**TO DO:** None of the pictures should be copied, though every line of the listing must be printed exactly.

**TASK MATERIAL:**
*-*-*
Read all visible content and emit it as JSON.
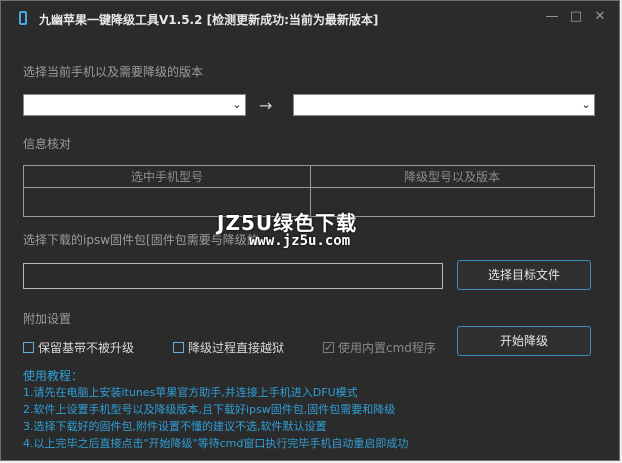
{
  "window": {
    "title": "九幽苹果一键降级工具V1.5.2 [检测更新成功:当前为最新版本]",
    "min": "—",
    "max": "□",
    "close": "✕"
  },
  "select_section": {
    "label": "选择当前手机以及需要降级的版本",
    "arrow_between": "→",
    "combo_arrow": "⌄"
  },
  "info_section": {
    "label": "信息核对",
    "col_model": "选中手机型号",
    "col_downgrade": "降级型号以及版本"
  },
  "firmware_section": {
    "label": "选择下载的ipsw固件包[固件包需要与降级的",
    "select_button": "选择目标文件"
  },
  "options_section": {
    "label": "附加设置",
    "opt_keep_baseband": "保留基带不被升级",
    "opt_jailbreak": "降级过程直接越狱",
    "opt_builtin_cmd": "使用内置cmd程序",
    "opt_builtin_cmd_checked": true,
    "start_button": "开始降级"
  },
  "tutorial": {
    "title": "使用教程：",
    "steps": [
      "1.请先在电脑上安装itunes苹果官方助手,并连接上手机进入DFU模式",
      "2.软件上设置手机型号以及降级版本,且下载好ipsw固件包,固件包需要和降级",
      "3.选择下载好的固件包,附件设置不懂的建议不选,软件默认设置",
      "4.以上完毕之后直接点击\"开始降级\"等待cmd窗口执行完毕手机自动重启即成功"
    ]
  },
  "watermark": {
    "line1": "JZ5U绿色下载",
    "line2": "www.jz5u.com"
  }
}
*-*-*
**EXERCISE ANSWER:**
Read all visible content and emit it as JSON.
{
  "window": {
    "title": "九幽苹果一键降级工具V1.5.2 [检测更新成功:当前为最新版本]",
    "min": "—",
    "max": "□",
    "close": "✕"
  },
  "select_section": {
    "label": "选择当前手机以及需要降级的版本",
    "arrow_between": "→",
    "combo_arrow": "⌄"
  },
  "info_section": {
    "label": "信息核对",
    "col_model": "选中手机型号",
    "col_downgrade": "降级型号以及版本"
  },
  "firmware_section": {
    "label": "选择下载的ipsw固件包[固件包需要与降级的",
    "select_button": "选择目标文件"
  },
  "options_section": {
    "label": "附加设置",
    "opt_keep_baseband": "保留基带不被升级",
    "opt_jailbreak": "降级过程直接越狱",
    "opt_builtin_cmd": "使用内置cmd程序",
    "opt_builtin_cmd_checked": true,
    "start_button": "开始降级"
  },
  "tutorial": {
    "title": "使用教程：",
    "steps": [
      "1.请先在电脑上安装itunes苹果官方助手,并连接上手机进入DFU模式",
      "2.软件上设置手机型号以及降级版本,且下载好ipsw固件包,固件包需要和降级",
      "3.选择下载好的固件包,附件设置不懂的建议不选,软件默认设置",
      "4.以上完毕之后直接点击\"开始降级\"等待cmd窗口执行完毕手机自动重启即成功"
    ]
  },
  "watermark": {
    "line1": "JZ5U绿色下载",
    "line2": "www.jz5u.com"
  }
}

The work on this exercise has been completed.